**Exercise details**
All of the data below is to be returned unaltered.

Website and app data records:
----------

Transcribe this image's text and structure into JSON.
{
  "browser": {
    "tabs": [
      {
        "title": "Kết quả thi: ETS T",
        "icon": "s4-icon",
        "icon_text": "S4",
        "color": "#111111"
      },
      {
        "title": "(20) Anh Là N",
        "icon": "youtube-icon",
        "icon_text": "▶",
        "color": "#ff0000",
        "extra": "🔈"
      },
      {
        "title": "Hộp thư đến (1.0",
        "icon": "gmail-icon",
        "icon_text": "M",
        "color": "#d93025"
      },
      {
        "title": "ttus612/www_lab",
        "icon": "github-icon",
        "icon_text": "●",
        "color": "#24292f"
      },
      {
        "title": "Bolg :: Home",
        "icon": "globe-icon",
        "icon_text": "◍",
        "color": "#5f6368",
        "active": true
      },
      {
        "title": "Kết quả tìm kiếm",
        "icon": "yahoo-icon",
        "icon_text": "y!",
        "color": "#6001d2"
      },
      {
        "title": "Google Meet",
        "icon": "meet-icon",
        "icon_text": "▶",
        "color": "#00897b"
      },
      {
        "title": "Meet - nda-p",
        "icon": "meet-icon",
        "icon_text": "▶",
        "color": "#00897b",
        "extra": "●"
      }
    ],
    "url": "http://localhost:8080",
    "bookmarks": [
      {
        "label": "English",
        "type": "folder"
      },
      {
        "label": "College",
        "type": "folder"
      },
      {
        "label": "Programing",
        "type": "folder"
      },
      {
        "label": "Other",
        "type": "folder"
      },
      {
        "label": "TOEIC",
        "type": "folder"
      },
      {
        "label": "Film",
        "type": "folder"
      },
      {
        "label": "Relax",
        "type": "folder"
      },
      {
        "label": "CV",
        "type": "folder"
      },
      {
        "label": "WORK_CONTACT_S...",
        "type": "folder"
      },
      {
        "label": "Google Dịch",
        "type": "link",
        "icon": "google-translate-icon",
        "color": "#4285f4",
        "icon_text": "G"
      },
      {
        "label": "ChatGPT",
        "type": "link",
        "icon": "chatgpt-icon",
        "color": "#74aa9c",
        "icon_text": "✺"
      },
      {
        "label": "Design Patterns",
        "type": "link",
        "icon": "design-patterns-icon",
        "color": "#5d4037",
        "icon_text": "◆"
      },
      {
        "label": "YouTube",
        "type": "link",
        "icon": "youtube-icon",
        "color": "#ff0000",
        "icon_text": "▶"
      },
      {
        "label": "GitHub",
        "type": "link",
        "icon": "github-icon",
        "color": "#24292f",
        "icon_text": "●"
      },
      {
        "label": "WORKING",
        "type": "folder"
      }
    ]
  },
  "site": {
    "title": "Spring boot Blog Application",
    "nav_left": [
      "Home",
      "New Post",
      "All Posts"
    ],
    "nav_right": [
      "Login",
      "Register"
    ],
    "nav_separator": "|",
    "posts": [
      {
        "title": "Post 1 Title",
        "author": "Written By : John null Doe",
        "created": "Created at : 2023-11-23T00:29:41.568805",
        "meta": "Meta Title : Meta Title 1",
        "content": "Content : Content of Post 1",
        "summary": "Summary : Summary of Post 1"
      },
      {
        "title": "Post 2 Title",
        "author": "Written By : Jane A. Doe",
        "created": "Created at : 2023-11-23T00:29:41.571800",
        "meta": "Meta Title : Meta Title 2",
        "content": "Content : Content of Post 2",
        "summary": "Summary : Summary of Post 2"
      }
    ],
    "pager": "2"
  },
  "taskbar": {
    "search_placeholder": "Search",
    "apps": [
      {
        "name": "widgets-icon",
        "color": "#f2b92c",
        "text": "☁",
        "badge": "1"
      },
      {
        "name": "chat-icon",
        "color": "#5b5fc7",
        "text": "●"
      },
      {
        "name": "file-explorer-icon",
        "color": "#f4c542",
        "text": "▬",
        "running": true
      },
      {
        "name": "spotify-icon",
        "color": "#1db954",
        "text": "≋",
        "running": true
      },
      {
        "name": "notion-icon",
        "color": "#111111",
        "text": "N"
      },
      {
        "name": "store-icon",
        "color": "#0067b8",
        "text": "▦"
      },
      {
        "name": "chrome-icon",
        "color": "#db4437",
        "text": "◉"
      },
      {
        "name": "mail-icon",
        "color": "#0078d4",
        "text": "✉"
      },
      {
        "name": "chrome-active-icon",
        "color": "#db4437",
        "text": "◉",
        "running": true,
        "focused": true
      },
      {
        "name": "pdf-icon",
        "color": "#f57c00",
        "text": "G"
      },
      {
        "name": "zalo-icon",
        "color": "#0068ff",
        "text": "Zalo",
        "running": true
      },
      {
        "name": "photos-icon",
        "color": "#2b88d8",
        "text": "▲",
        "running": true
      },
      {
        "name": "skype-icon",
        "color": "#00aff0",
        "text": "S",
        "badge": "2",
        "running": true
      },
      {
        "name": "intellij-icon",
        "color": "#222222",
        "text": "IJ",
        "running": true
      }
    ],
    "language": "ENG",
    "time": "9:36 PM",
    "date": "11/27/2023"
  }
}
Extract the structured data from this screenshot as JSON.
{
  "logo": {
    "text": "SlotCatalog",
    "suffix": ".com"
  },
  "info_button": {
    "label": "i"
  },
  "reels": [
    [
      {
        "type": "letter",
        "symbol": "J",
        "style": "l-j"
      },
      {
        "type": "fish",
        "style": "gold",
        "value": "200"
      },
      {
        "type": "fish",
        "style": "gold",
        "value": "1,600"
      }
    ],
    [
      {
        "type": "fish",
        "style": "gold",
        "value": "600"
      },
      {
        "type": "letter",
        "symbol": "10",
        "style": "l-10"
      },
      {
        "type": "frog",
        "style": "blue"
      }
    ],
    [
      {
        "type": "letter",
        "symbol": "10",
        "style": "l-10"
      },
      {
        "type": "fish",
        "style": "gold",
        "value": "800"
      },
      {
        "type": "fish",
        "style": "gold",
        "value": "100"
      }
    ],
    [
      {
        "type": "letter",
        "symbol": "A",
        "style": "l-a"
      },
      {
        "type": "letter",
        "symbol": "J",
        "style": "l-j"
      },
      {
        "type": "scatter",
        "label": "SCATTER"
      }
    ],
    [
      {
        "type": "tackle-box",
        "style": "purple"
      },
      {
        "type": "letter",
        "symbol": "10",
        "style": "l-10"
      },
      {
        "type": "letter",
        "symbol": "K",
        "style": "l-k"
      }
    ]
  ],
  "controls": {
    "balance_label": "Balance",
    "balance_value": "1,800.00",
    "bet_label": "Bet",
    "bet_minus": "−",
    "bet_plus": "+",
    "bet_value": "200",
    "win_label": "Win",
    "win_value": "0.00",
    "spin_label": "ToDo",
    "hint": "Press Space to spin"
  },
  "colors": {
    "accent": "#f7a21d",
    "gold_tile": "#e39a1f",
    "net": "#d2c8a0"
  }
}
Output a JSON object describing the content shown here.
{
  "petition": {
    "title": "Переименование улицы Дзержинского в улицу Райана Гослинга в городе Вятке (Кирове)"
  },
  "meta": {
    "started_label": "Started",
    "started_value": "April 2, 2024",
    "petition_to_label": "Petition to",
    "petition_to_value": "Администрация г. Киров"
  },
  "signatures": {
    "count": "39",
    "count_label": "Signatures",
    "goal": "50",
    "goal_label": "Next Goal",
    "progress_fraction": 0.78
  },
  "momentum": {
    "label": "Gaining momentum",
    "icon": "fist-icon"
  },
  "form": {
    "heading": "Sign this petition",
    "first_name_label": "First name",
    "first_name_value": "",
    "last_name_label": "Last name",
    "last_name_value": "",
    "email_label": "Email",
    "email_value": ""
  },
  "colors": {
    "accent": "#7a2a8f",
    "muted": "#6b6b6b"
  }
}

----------

**Completed exercise**
Transcribe this image's text and structure into JSON.
{
  "browser": {
    "tabs": [
      {
        "title": "Kết quả thi: ETS T",
        "icon": "s4-icon",
        "icon_text": "S4",
        "color": "#111111"
      },
      {
        "title": "(20) Anh Là N",
        "icon": "youtube-icon",
        "icon_text": "▶",
        "color": "#ff0000",
        "extra": "🔈"
      },
      {
        "title": "Hộp thư đến (1.0",
        "icon": "gmail-icon",
        "icon_text": "M",
        "color": "#d93025"
      },
      {
        "title": "ttus612/www_lab",
        "icon": "github-icon",
        "icon_text": "●",
        "color": "#24292f"
      },
      {
        "title": "Bolg :: Home",
        "icon": "globe-icon",
        "icon_text": "◍",
        "color": "#5f6368",
        "active": true
      },
      {
        "title": "Kết quả tìm kiếm",
        "icon": "yahoo-icon",
        "icon_text": "y!",
        "color": "#6001d2"
      },
      {
        "title": "Google Meet",
        "icon": "meet-icon",
        "icon_text": "▶",
        "color": "#00897b"
      },
      {
        "title": "Meet - nda-p",
        "icon": "meet-icon",
        "icon_text": "▶",
        "color": "#00897b",
        "extra": "●"
      }
    ],
    "url": "http://localhost:8080",
    "bookmarks": [
      {
        "label": "English",
        "type": "folder"
      },
      {
        "label": "College",
        "type": "folder"
      },
      {
        "label": "Programing",
        "type": "folder"
      },
      {
        "label": "Other",
        "type": "folder"
      },
      {
        "label": "TOEIC",
        "type": "folder"
      },
      {
        "label": "Film",
        "type": "folder"
      },
      {
        "label": "Relax",
        "type": "folder"
      },
      {
        "label": "CV",
        "type": "folder"
      },
      {
        "label": "WORK_CONTACT_S...",
        "type": "folder"
      },
      {
        "label": "Google Dịch",
        "type": "link",
        "icon": "google-translate-icon",
        "color": "#4285f4",
        "icon_text": "G"
      },
      {
        "label": "ChatGPT",
        "type": "link",
        "icon": "chatgpt-icon",
        "color": "#74aa9c",
        "icon_text": "✺"
      },
      {
        "label": "Design Patterns",
        "type": "link",
        "icon": "design-patterns-icon",
        "color": "#5d4037",
        "icon_text": "◆"
      },
      {
        "label": "YouTube",
        "type": "link",
        "icon": "youtube-icon",
        "color": "#ff0000",
        "icon_text": "▶"
      },
      {
        "label": "GitHub",
        "type": "link",
        "icon": "github-icon",
        "color": "#24292f",
        "icon_text": "●"
      },
      {
        "label": "WORKING",
        "type": "folder"
      }
    ]
  },
  "site": {
    "title": "Spring boot Blog Application",
    "nav_left": [
      "Home",
      "New Post",
      "All Posts"
    ],
    "nav_right": [
      "Login",
      "Register"
    ],
    "nav_separator": "|",
    "posts": [
      {
        "title": "Post 1 Title",
        "author": "Written By : John null Doe",
        "created": "Created at : 2023-11-23T00:29:41.568805",
        "meta": "Meta Title : Meta Title 1",
        "content": "Content : Content of Post 1",
        "summary": "Summary : Summary of Post 1"
      },
      {
        "title": "Post 2 Title",
        "author": "Written By : Jane A. Doe",
        "created": "Created at : 2023-11-23T00:29:41.571800",
        "meta": "Meta Title : Meta Title 2",
        "content": "Content : Content of Post 2",
        "summary": "Summary : Summary of Post 2"
      }
    ],
    "pager": "2"
  },
  "taskbar": {
    "search_placeholder": "Search",
    "apps": [
      {
        "name": "widgets-icon",
        "color": "#f2b92c",
        "text": "☁",
        "badge": "1"
      },
      {
        "name": "chat-icon",
        "color": "#5b5fc7",
        "text": "●"
      },
      {
        "name": "file-explorer-icon",
        "color": "#f4c542",
        "text": "▬",
        "running": true
      },
      {
        "name": "spotify-icon",
        "color": "#1db954",
        "text": "≋",
        "running": true
      },
      {
        "name": "notion-icon",
        "color": "#111111",
        "text": "N"
      },
      {
        "name": "store-icon",
        "color": "#0067b8",
        "text": "▦"
      },
      {
        "name": "chrome-icon",
        "color": "#db4437",
        "text": "◉"
      },
      {
        "name": "mail-icon",
        "color": "#0078d4",
        "text": "✉"
      },
      {
        "name": "chrome-active-icon",
        "color": "#db4437",
        "text": "◉",
        "running": true,
        "focused": true
      },
      {
        "name": "pdf-icon",
        "color": "#f57c00",
        "text": "G"
      },
      {
        "name": "zalo-icon",
        "color": "#0068ff",
        "text": "Zalo",
        "running": true
      },
      {
        "name": "photos-icon",
        "color": "#2b88d8",
        "text": "▲",
        "running": true
      },
      {
        "name": "skype-icon",
        "color": "#00aff0",
        "text": "S",
        "badge": "2",
        "running": true
      },
      {
        "name": "intellij-icon",
        "color": "#222222",
        "text": "IJ",
        "running": true
      }
    ],
    "language": "ENG",
    "time": "9:36 PM",
    "date": "11/27/2023"
  }
}
Extract the structured data from this screenshot as JSON.
{
  "logo": {
    "text": "SlotCatalog",
    "suffix": ".com"
  },
  "info_button": {
    "label": "i"
  },
  "reels": [
    [
      {
        "type": "letter",
        "symbol": "J",
        "style": "l-j"
      },
      {
        "type": "fish",
        "style": "gold",
        "value": "200"
      },
      {
        "type": "fish",
        "style": "gold",
        "value": "1,600"
      }
    ],
    [
      {
        "type": "fish",
        "style": "gold",
        "value": "600"
      },
      {
        "type": "letter",
        "symbol": "10",
        "style": "l-10"
      },
      {
        "type": "frog",
        "style": "blue"
      }
    ],
    [
      {
        "type": "letter",
        "symbol": "10",
        "style": "l-10"
      },
      {
        "type": "fish",
        "style": "gold",
        "value": "800"
      },
      {
        "type": "fish",
        "style": "gold",
        "value": "100"
      }
    ],
    [
      {
        "type": "letter",
        "symbol": "A",
        "style": "l-a"
      },
      {
        "type": "letter",
        "symbol": "J",
        "style": "l-j"
      },
      {
        "type": "scatter",
        "label": "SCATTER"
      }
    ],
    [
      {
        "type": "tackle-box",
        "style": "purple"
      },
      {
        "type": "letter",
        "symbol": "10",
        "style": "l-10"
      },
      {
        "type": "letter",
        "symbol": "K",
        "style": "l-k"
      }
    ]
  ],
  "controls": {
    "balance_label": "Balance",
    "balance_value": "1,800.00",
    "bet_label": "Bet",
    "bet_minus": "−",
    "bet_plus": "+",
    "bet_value": "200",
    "win_label": "Win",
    "win_value": "0.00",
    "spin_label": "ToDo",
    "hint": "Press Space to spin"
  },
  "colors": {
    "accent": "#f7a21d",
    "gold_tile": "#e39a1f",
    "net": "#d2c8a0"
  }
}
Output a JSON object describing the content shown here.
{
  "petition": {
    "title": "Переименование улицы Дзержинского в улицу Райана Гослинга в городе Вятке (Кирове)"
  },
  "meta": {
    "started_label": "Started",
    "started_value": "April 2, 2024",
    "petition_to_label": "Petition to",
    "petition_to_value": "Администрация г. Киров"
  },
  "signatures": {
    "count": "39",
    "count_label": "Signatures",
    "goal": "50",
    "goal_label": "Next Goal",
    "progress_fraction": 0.78
  },
  "momentum": {
    "label": "Gaining momentum",
    "icon": "fist-icon"
  },
  "form": {
    "heading": "Sign this petition",
    "first_name_label": "First name",
    "first_name_value": "",
    "last_name_label": "Last name",
    "last_name_value": "",
    "email_label": "Email",
    "email_value": ""
  },
  "colors": {
    "accent": "#7a2a8f",
    "muted": "#6b6b6b"
  }
}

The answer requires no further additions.